Feel free to comment with any reactions if you have read the document.  As always it is good to read the document yourself, rather than rely on summaries by others.

The Older Brother

I offered a reflection on the Gospel at the Masses at Church of St. Thomas More in St. Paul this weekend.  The Gospel was Jesus’ parable of the Prodigal Son.  I invited parishioners to consider what they might learn from each of the characters in that story, starting with the older brother.

At some level, who doesn’t have at least some sympathy for the older brother, especially those of us who are oldest children, who feel like we do most of the work.  James Martin refers to the son’s complaint that he worked so hard for years and never got even a young goat to celebrate with his friends and writes

In one explosive sentence, the son vents the feelings of all those who have ever felt ignored or underappreciated for their hard work.  In my experience, most Christians are trying to lead good lives and therefore are more like the dutiful elder son than the wastrel younger one.  We are more likely to feel the older son’s emotions: resentment over not being appreciated, jealousy over the success of someone who does not “deserve” it, anger at what we deem as favoritism, and sadness at feeling excluded.

We do not always express our feelings as explosively as does the older brother, but we know his feeling; we often at least secretly harbor resentment that we are not treated as we should be treated, not rewarded as we deserve to be.  Even Henri Nouwen admitted in his book The Return of the Prodigal Son

Often I catch myself complaining about little rejections, little impolitenesses, little negligence.  Time and again I discover within me that murmuring, whining, grumbling, lamenting, and griping that go on and on even against my will.  The more I dwell on the matters in question, the worse my state becomes.  The more I analyze it, the more reason I see for complaint.  And the more deeply I enter it, the more complicated it gets.  There is an enormous, dark drawing power to this inner complaint.  Condemnation of others and self-condemnation, self-righteousness and self-rejection keep reinforcing each other in an ever more vicious way.

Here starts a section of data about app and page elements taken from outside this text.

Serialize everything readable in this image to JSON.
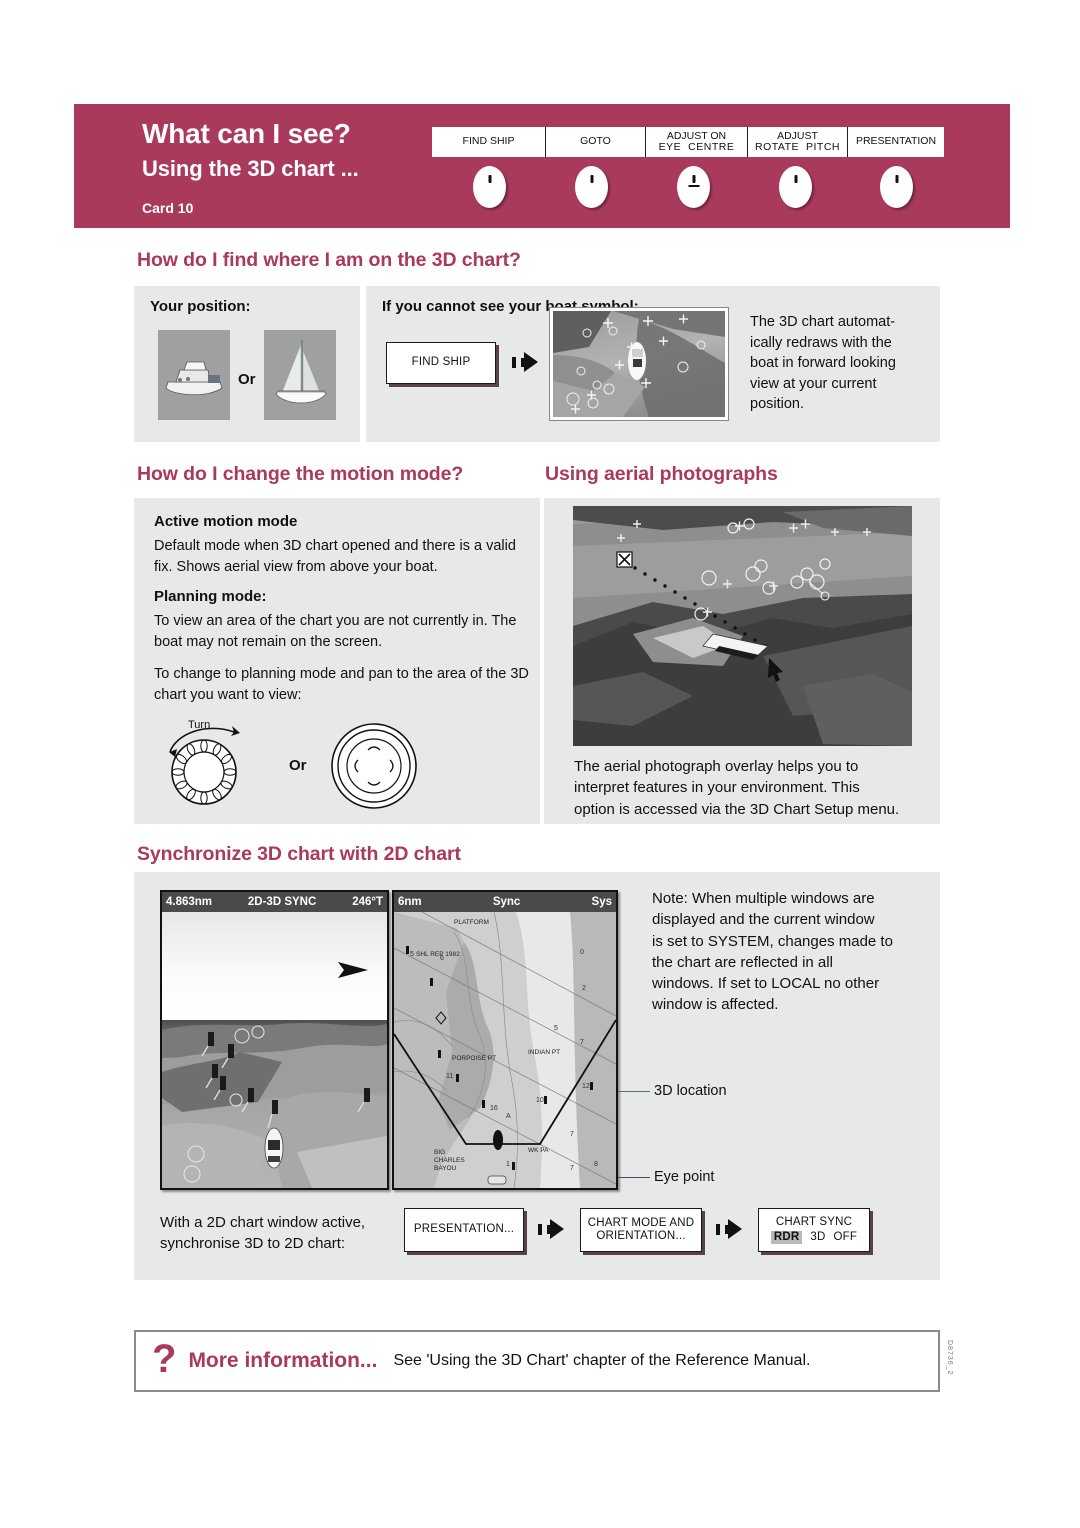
{
  "header": {
    "title": "What can I see?",
    "subtitle": "Using the 3D chart ...",
    "card": "Card 10",
    "accent_color": "#AA3A5C",
    "keys": [
      {
        "line1": "FIND SHIP",
        "line2a": "",
        "line2b": "",
        "underline": false
      },
      {
        "line1": "GOTO",
        "line2a": "",
        "line2b": "",
        "underline": false
      },
      {
        "line1": "ADJUST ON",
        "line2a": "EYE",
        "line2b": "CENTRE",
        "underline": true
      },
      {
        "line1": "ADJUST",
        "line2a": "ROTATE",
        "line2b": "PITCH",
        "underline": false
      },
      {
        "line1": "PRESENTATION",
        "line2a": "",
        "line2b": "",
        "underline": false
      }
    ]
  },
  "section_find": {
    "heading": "How do I find where I am on the 3D chart?",
    "your_position_label": "Your position:",
    "or_label": "Or",
    "cannot_see_label": "If you cannot see your boat symbol:",
    "find_ship_button": "FIND SHIP",
    "result_text": "The 3D chart automatically redraws with the boat in forward looking view at your current position.",
    "result_lines": [
      "The 3D chart automat-",
      "ically redraws with the",
      "boat in forward looking",
      "view at your current",
      "position."
    ]
  },
  "section_motion": {
    "heading": "How do I change the motion mode?",
    "active_title": "Active motion mode",
    "active_body": "Default mode when 3D chart opened and there is a valid fix.  Shows aerial view from above your boat.",
    "planning_title": "Planning mode:",
    "planning_body": "To view an area of the chart you are not currently in. The boat may not remain on the screen.",
    "change_body": "To change to planning mode and pan to the area of the 3D chart you want to view:",
    "turn_label": "Turn",
    "or_label": "Or"
  },
  "section_aerial": {
    "heading": "Using aerial photographs",
    "caption": "The aerial photograph overlay helps you to interpret features in your environment. This option is accessed via the 3D Chart Setup menu.",
    "caption_lines": [
      "The aerial photograph overlay helps you to",
      "interpret features in your environment. This",
      "option is accessed via the 3D Chart Setup menu."
    ]
  },
  "section_sync": {
    "heading": "Synchronize 3D chart with 2D chart",
    "left_screen": {
      "range": "4.863nm",
      "mode": "2D-3D SYNC",
      "heading_value": "246°T"
    },
    "right_screen": {
      "range": "6nm",
      "sync": "Sync",
      "sys": "Sys",
      "labels": [
        "PLATFORM",
        "SHL REP 1982",
        "PORPOISE PT",
        "INDIAN PT",
        "BIG CHARLES BAYOU",
        "WK PA"
      ],
      "soundings": [
        "5",
        "6",
        "7",
        "8",
        "5",
        "7",
        "7",
        "2",
        "11",
        "10",
        "12",
        "1",
        "7",
        "8"
      ]
    },
    "note_text": "Note: When multiple windows are displayed and the current window is set to SYSTEM, changes made to the chart are reflected in all windows.  If set to LOCAL no other window is affected.",
    "note_lines": [
      "Note: When multiple windows are",
      "displayed and the current window",
      "is set to SYSTEM, changes made to",
      "the chart are reflected in all",
      "windows.  If set to LOCAL no other",
      "window is affected."
    ],
    "callout_3d": "3D location",
    "callout_eye": "Eye point",
    "instruction_lines": [
      "With a 2D chart window active,",
      "synchronise 3D to 2D chart:"
    ],
    "steps": [
      {
        "label": "PRESENTATION...",
        "lines": [
          "PRESENTATION..."
        ]
      },
      {
        "label": "CHART MODE AND ORIENTATION...",
        "lines": [
          "CHART MODE AND",
          "ORIENTATION..."
        ]
      },
      {
        "label": "CHART SYNC",
        "lines": [
          "CHART SYNC"
        ],
        "options": [
          "RDR",
          "3D",
          "OFF"
        ],
        "selected": "RDR"
      }
    ]
  },
  "footer": {
    "icon": "question-mark",
    "title": "More information...",
    "text": "See 'Using the 3D Chart' chapter of the Reference Manual.",
    "doc_code": "D8736_2"
  }
}
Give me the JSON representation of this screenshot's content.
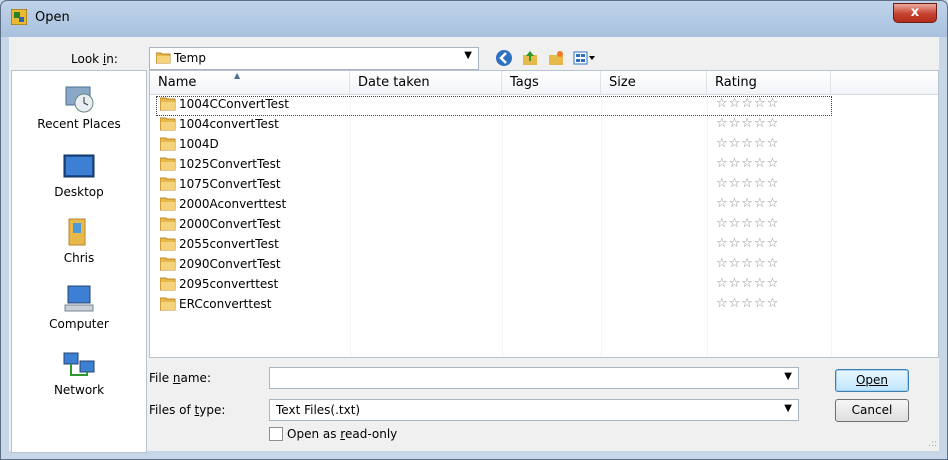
{
  "window": {
    "title": "Open",
    "close_label": "x"
  },
  "lookin": {
    "label": "Look in:",
    "value": "Temp"
  },
  "places": [
    "Recent Places",
    "Desktop",
    "Chris",
    "Computer",
    "Network"
  ],
  "columns": [
    "Name",
    "Date taken",
    "Tags",
    "Size",
    "Rating"
  ],
  "files": [
    {
      "name": "1004CConvertTest",
      "selected": true
    },
    {
      "name": "1004convertTest"
    },
    {
      "name": "1004D"
    },
    {
      "name": "1025ConvertTest"
    },
    {
      "name": "1075ConvertTest"
    },
    {
      "name": "2000Aconverttest"
    },
    {
      "name": "2000ConvertTest"
    },
    {
      "name": "2055convertTest"
    },
    {
      "name": "2090ConvertTest"
    },
    {
      "name": "2095converttest"
    },
    {
      "name": "ERCconverttest"
    }
  ],
  "rating_stars": "☆☆☆☆☆",
  "filename": {
    "label": "File name:",
    "value": ""
  },
  "filetype": {
    "label": "Files of type:",
    "value": "Text Files(.txt)"
  },
  "readonly": {
    "label": "Open as read-only",
    "checked": false
  },
  "buttons": {
    "open": "Open",
    "cancel": "Cancel"
  }
}
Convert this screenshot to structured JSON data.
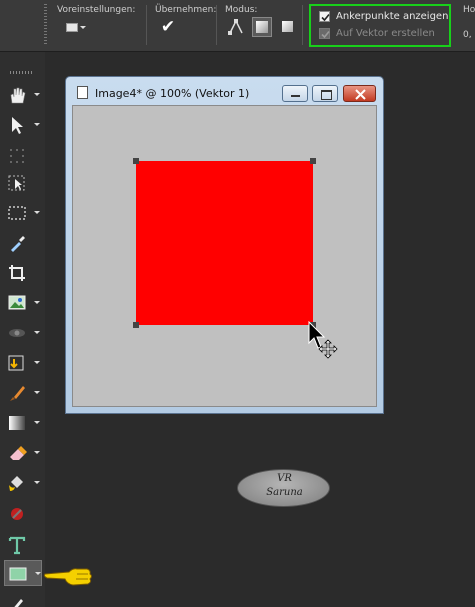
{
  "toolbar": {
    "presets_label": "Voreinstellungen:",
    "apply_label": "Übernehmen:",
    "mode_label": "Modus:",
    "show_anchor_points_label": "Ankerpunkte anzeigen",
    "show_anchor_points_checked": true,
    "create_on_vector_label": "Auf Vektor erstellen",
    "create_on_vector_checked": true,
    "create_on_vector_disabled": true,
    "cut_label": "Ho",
    "cut_value": "0,"
  },
  "image_window": {
    "title": "Image4* @ 100% (Vektor 1)"
  },
  "canvas": {
    "shape_color": "#ff0000",
    "background_color": "#c0c0c0"
  },
  "tools": [
    {
      "icon": "pan-hand-icon"
    },
    {
      "icon": "pick-arrow-icon"
    },
    {
      "icon": "dotted-select-icon"
    },
    {
      "icon": "object-select-icon"
    },
    {
      "icon": "selection-rect-icon"
    },
    {
      "icon": "dropper-icon"
    },
    {
      "icon": "crop-icon"
    },
    {
      "icon": "image-icon"
    },
    {
      "icon": "eye-icon"
    },
    {
      "icon": "clone-brush-icon"
    },
    {
      "icon": "paint-brush-icon"
    },
    {
      "icon": "gradient-icon"
    },
    {
      "icon": "eraser-icon"
    },
    {
      "icon": "fill-icon"
    },
    {
      "icon": "retouch-icon"
    },
    {
      "icon": "text-icon"
    },
    {
      "icon": "rectangle-shape-icon"
    },
    {
      "icon": "pen-icon"
    }
  ],
  "watermark": {
    "line1": "VR",
    "line2": "Saruna"
  },
  "colors": {
    "highlight": "#18d01a",
    "pointer_hand": "#f5d000"
  }
}
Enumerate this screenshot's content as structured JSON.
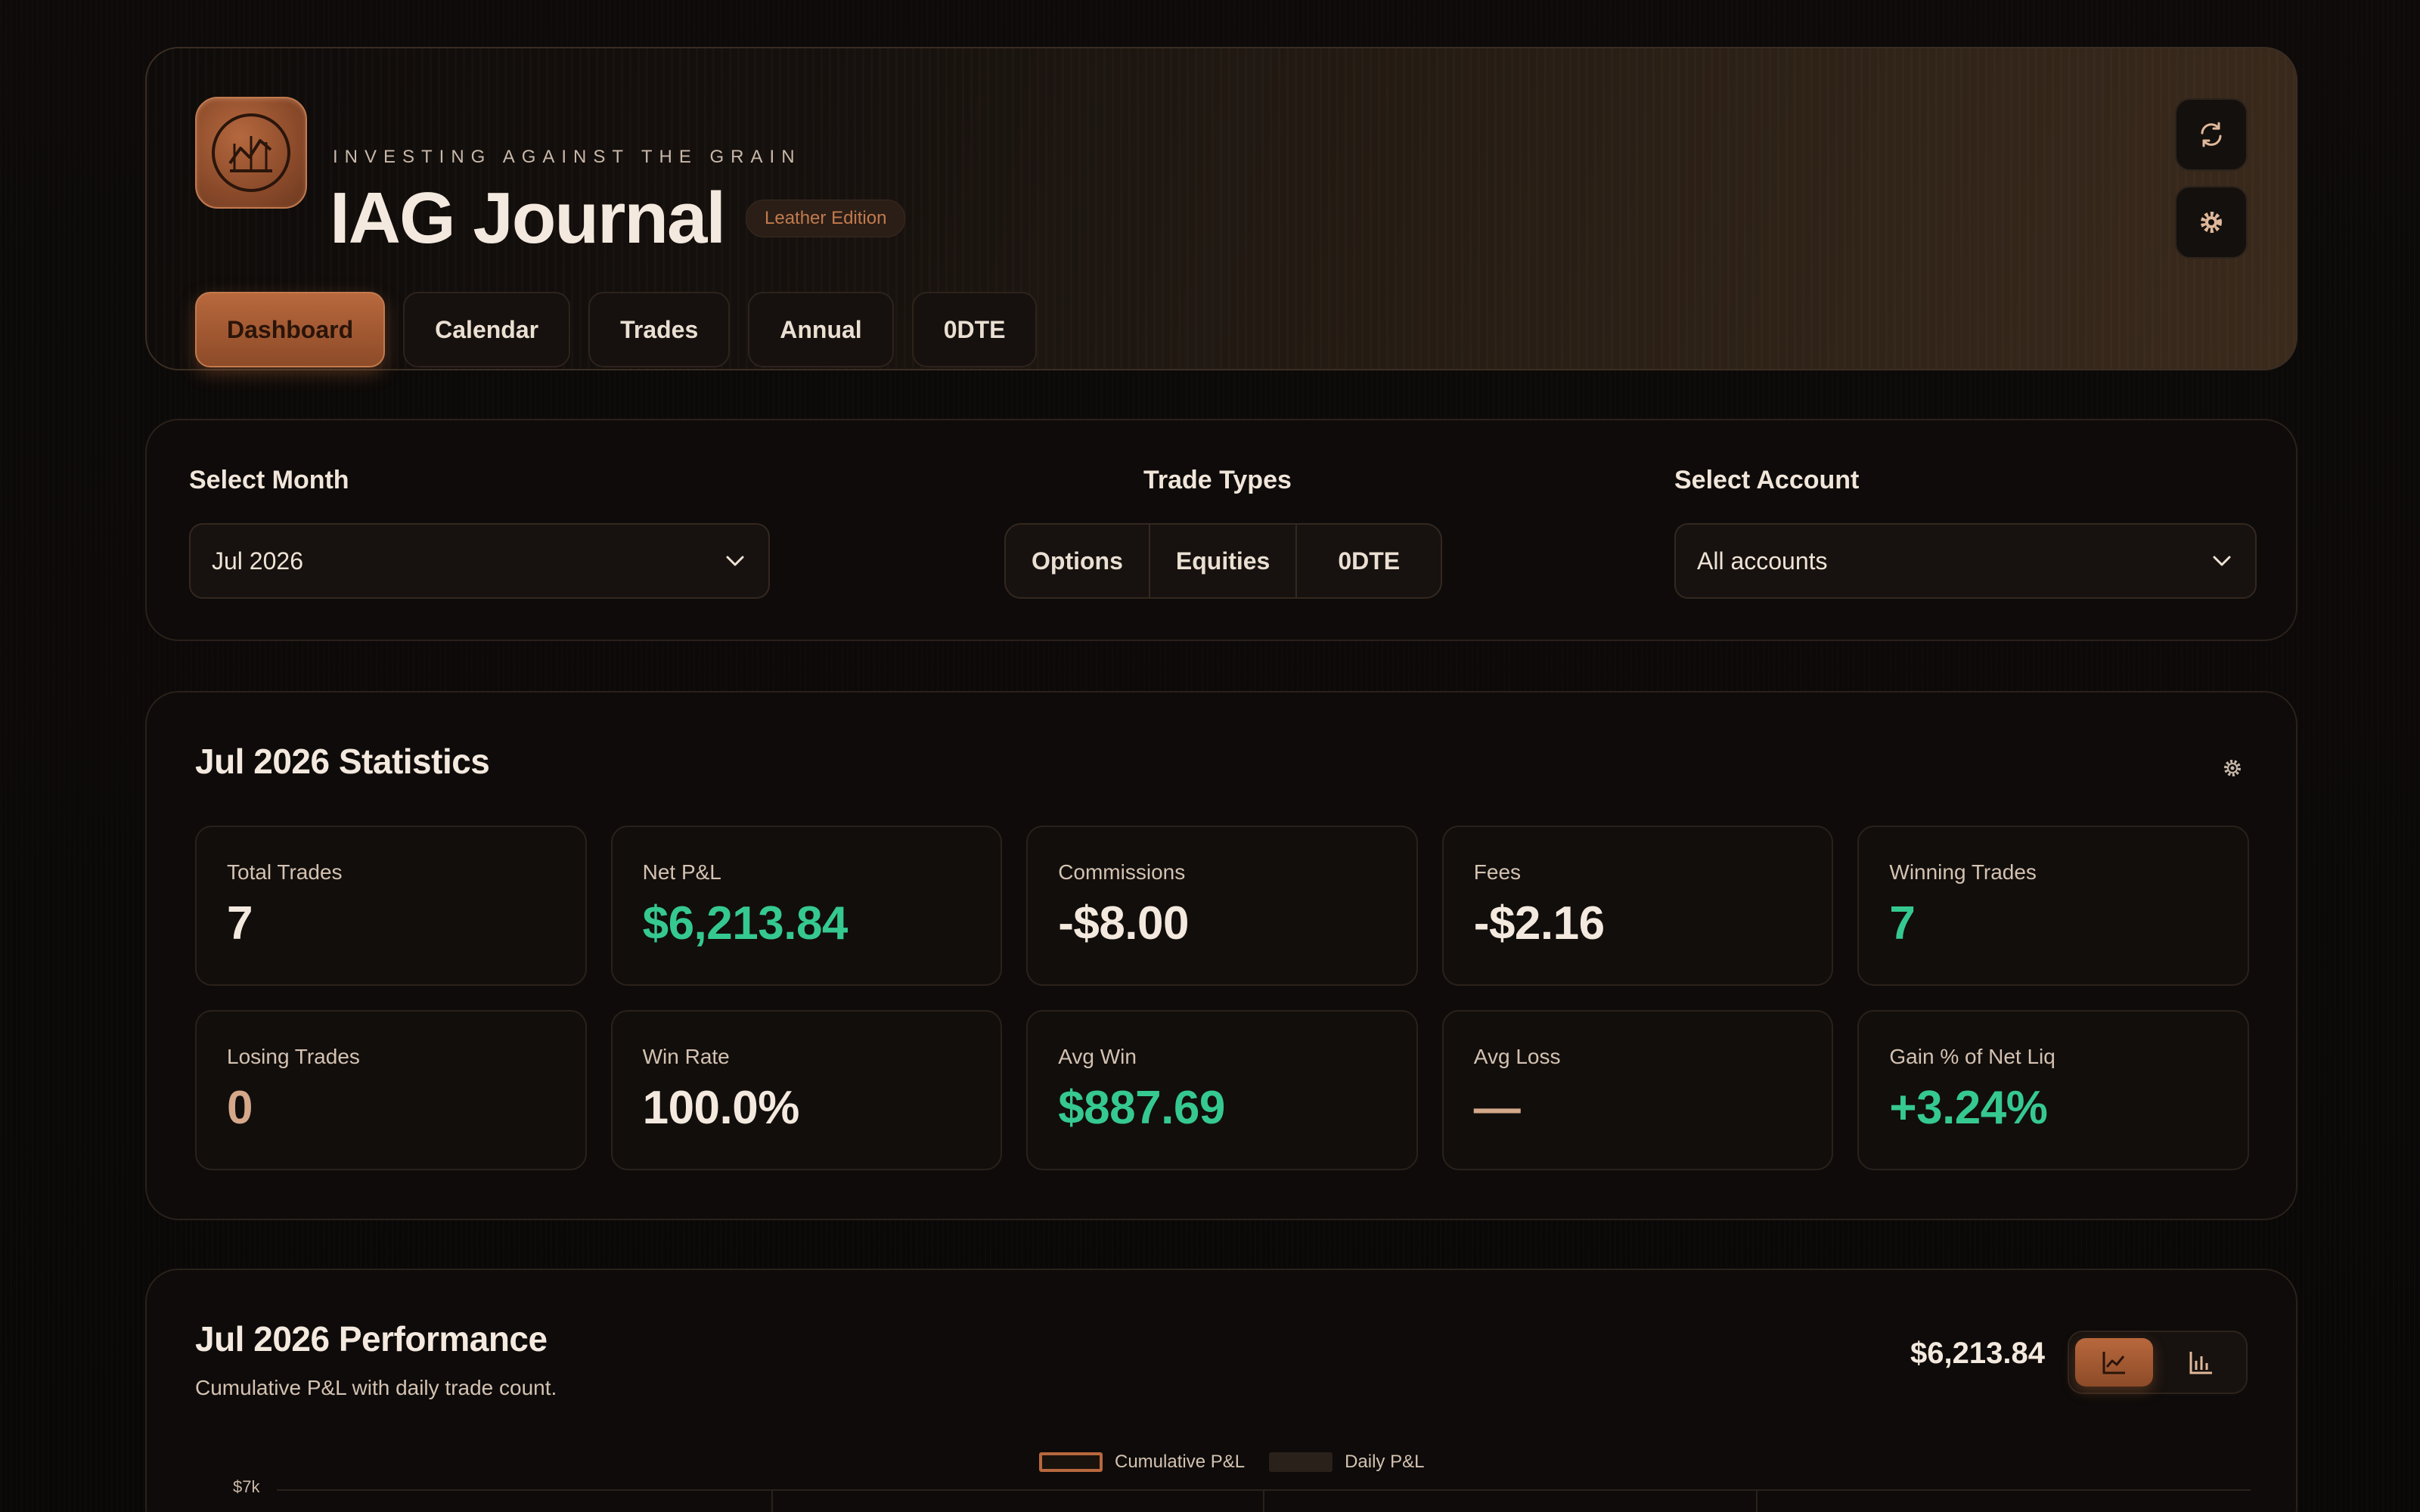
{
  "header": {
    "tagline": "INVESTING AGAINST THE GRAIN",
    "title": "IAG Journal",
    "edition": "Leather Edition",
    "logo_icon": "chart-line-icon",
    "nav": [
      {
        "label": "Dashboard",
        "active": true
      },
      {
        "label": "Calendar",
        "active": false
      },
      {
        "label": "Trades",
        "active": false
      },
      {
        "label": "Annual",
        "active": false
      },
      {
        "label": "0DTE",
        "active": false
      }
    ],
    "actions": [
      "refresh-icon",
      "gear-icon"
    ]
  },
  "filters": {
    "month_label": "Select Month",
    "month_value": "Jul 2026",
    "types_label": "Trade Types",
    "types": [
      "Options",
      "Equities",
      "0DTE"
    ],
    "account_label": "Select Account",
    "account_value": "All accounts"
  },
  "stats": {
    "title": "Jul 2026 Statistics",
    "cards": [
      {
        "label": "Total Trades",
        "value": "7"
      },
      {
        "label": "Net P&L",
        "value": "$6,213.84"
      },
      {
        "label": "Commissions",
        "value": "-$8.00"
      },
      {
        "label": "Fees",
        "value": "-$2.16"
      },
      {
        "label": "Winning Trades",
        "value": "7"
      },
      {
        "label": "Losing Trades",
        "value": "0"
      },
      {
        "label": "Win Rate",
        "value": "100.0%"
      },
      {
        "label": "Avg Win",
        "value": "$887.69"
      },
      {
        "label": "Avg Loss",
        "value": "—"
      },
      {
        "label": "Gain % of Net Liq",
        "value": "+3.24%"
      }
    ]
  },
  "performance": {
    "title": "Jul 2026 Performance",
    "subtitle": "Cumulative P&L with daily trade count.",
    "total": "$6,213.84",
    "legend": [
      "Cumulative P&L",
      "Daily P&L"
    ],
    "y_top_tick": "$7k"
  },
  "colors": {
    "accent": "#b8683d",
    "positive": "#35c990",
    "background": "#0b0908"
  }
}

The older son is trapped by his resentment, and it is worthwhile for us to examine ways we can so easily resonate with older son’s point of view.

For example, it is good for those who have long been part of the church (who have been with the father always) to recognize aspects of own sinfulness, not just the sinfulness of those not part of the in-group.

It is important for us to ask: When does pride, jealousy, anger/resentment, self-righteousness get in the way of us rejoicing with God?

The older son embellishes his brother’s sinfulness (he speaks of prostitutes, which is not in the description of what the younger son does) – where are we guilty of exaggerating the shortcomings of those in our midst?

These kinds of questions are important because, as St. Ignatius would tell us, for those of us trying to lead lives of prayer, trying to live in the way Jesus invites us, the temptations to sin are subtle.  And so we need to be attuned to the kinds of feelings experienced by the older brother and where they lead us.

Note: You can listen to the entirety of my reflection here.